§ What you have to do:
Filter the entries below down to the lines that hold "mins".

[Web page and app entries]
━━━━━━━━━━━━━━━━
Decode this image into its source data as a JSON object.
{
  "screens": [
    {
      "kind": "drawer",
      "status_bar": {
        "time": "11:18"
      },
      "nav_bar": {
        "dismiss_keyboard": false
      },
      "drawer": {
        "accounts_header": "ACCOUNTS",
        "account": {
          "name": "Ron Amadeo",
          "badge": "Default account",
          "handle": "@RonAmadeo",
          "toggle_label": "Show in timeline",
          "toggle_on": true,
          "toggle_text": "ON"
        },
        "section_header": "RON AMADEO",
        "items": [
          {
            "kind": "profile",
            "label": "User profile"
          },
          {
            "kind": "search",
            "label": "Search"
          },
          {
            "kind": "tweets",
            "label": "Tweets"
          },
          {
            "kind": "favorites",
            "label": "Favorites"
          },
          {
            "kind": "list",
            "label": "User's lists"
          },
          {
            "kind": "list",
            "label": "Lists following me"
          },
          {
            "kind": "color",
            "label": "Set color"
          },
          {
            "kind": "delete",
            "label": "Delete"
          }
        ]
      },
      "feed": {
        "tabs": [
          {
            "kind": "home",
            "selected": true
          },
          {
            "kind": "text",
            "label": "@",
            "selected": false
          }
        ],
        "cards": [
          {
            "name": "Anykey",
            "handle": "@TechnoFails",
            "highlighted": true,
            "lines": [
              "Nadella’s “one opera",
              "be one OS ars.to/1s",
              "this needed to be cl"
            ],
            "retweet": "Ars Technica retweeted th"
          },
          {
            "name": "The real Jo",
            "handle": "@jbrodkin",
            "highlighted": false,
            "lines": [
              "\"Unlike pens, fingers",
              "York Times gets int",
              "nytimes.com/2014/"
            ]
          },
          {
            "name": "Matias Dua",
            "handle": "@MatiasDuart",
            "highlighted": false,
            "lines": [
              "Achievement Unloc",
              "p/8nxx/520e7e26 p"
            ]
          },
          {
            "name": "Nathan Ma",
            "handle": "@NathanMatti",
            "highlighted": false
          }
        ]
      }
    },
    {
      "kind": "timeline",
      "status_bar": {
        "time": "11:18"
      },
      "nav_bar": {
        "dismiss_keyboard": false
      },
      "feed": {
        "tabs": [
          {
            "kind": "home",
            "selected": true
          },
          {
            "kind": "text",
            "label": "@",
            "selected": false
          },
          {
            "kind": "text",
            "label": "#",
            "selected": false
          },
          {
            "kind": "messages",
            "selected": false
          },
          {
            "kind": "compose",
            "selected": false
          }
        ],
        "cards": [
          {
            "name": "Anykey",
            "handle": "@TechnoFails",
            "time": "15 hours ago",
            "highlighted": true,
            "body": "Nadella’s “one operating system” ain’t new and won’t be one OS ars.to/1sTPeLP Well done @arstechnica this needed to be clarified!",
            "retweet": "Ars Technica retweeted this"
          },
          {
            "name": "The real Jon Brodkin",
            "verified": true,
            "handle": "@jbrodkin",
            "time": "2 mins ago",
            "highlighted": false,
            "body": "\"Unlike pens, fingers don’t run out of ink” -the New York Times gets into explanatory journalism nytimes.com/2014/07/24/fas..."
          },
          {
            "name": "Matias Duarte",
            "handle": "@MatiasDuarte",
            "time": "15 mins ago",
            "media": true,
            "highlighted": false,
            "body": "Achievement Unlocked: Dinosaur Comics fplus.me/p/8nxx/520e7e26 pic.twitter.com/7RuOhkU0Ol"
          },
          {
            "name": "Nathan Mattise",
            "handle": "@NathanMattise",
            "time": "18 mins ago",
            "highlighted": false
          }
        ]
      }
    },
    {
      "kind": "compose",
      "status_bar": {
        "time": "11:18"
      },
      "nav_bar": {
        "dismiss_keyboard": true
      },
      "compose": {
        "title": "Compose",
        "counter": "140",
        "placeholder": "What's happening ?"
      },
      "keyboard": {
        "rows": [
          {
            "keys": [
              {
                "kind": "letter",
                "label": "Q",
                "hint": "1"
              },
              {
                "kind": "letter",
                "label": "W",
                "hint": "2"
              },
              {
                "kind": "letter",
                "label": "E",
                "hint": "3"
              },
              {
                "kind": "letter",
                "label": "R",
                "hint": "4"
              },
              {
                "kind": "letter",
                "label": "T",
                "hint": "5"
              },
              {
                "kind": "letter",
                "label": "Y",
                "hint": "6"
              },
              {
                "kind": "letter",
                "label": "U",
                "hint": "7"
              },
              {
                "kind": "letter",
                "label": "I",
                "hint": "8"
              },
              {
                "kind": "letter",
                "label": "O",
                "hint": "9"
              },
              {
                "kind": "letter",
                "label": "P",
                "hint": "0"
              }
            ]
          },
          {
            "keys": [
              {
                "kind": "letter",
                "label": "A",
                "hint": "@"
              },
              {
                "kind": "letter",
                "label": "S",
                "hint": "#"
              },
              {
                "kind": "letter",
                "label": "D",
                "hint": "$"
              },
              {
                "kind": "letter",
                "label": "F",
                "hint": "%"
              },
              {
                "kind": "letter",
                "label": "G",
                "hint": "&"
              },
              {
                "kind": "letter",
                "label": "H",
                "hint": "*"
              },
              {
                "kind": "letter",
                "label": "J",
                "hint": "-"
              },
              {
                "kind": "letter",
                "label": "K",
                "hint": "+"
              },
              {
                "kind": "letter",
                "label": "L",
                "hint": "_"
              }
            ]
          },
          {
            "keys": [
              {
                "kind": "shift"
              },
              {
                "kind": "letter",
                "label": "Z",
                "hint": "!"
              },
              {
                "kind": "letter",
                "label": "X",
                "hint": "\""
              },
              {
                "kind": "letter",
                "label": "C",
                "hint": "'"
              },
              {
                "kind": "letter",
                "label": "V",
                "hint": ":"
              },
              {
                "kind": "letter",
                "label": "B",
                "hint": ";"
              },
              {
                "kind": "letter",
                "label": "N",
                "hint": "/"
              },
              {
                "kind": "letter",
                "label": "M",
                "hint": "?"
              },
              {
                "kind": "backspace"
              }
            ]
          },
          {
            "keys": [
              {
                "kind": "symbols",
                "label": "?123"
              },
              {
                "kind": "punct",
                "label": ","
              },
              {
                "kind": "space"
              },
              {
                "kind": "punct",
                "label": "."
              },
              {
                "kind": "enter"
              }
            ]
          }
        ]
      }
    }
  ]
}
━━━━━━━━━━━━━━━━
§ Your solution:
            "time": "2 mins ago",
            "time": "15 mins ago",
            "time": "18 mins ago",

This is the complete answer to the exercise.